━━━━━ Information supplied

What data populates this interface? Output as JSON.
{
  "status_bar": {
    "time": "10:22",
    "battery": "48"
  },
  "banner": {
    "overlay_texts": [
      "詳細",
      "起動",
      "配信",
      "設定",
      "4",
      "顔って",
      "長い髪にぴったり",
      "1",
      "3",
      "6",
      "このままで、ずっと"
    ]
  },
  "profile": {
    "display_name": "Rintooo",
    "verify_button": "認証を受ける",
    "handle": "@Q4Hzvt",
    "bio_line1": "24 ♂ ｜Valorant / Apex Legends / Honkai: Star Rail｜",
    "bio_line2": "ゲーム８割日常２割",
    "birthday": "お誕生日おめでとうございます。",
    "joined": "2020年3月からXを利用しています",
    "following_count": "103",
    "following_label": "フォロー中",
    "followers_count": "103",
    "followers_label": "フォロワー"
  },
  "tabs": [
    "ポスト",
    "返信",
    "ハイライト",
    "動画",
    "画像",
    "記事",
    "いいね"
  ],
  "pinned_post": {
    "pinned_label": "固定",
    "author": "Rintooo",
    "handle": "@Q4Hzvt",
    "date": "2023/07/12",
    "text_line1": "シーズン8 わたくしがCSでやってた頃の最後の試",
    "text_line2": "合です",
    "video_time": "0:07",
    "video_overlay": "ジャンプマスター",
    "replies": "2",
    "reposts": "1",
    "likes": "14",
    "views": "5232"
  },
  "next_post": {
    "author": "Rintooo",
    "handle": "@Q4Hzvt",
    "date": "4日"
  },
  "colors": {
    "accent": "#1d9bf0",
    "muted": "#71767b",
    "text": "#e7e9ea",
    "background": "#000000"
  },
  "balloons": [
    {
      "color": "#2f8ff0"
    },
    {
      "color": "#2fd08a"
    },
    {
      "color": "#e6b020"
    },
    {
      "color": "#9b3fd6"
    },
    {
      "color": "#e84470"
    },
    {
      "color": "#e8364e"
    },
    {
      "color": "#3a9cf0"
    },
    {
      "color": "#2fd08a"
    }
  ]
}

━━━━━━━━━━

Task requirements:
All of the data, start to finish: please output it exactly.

Task solution:
What data populates this interface? Output as JSON.
{
  "status_bar": {
    "time": "10:22",
    "battery": "48"
  },
  "banner": {
    "overlay_texts": [
      "詳細",
      "起動",
      "配信",
      "設定",
      "4",
      "顔って",
      "長い髪にぴったり",
      "1",
      "3",
      "6",
      "このままで、ずっと"
    ]
  },
  "profile": {
    "display_name": "Rintooo",
    "verify_button": "認証を受ける",
    "handle": "@Q4Hzvt",
    "bio_line1": "24 ♂ ｜Valorant / Apex Legends / Honkai: Star Rail｜",
    "bio_line2": "ゲーム８割日常２割",
    "birthday": "お誕生日おめでとうございます。",
    "joined": "2020年3月からXを利用しています",
    "following_count": "103",
    "following_label": "フォロー中",
    "followers_count": "103",
    "followers_label": "フォロワー"
  },
  "tabs": [
    "ポスト",
    "返信",
    "ハイライト",
    "動画",
    "画像",
    "記事",
    "いいね"
  ],
  "pinned_post": {
    "pinned_label": "固定",
    "author": "Rintooo",
    "handle": "@Q4Hzvt",
    "date": "2023/07/12",
    "text_line1": "シーズン8 わたくしがCSでやってた頃の最後の試",
    "text_line2": "合です",
    "video_time": "0:07",
    "video_overlay": "ジャンプマスター",
    "replies": "2",
    "reposts": "1",
    "likes": "14",
    "views": "5232"
  },
  "next_post": {
    "author": "Rintooo",
    "handle": "@Q4Hzvt",
    "date": "4日"
  },
  "colors": {
    "accent": "#1d9bf0",
    "muted": "#71767b",
    "text": "#e7e9ea",
    "background": "#000000"
  },
  "balloons": [
    {
      "color": "#2f8ff0"
    },
    {
      "color": "#2fd08a"
    },
    {
      "color": "#e6b020"
    },
    {
      "color": "#9b3fd6"
    },
    {
      "color": "#e84470"
    },
    {
      "color": "#e8364e"
    },
    {
      "color": "#3a9cf0"
    },
    {
      "color": "#2fd08a"
    }
  ]
}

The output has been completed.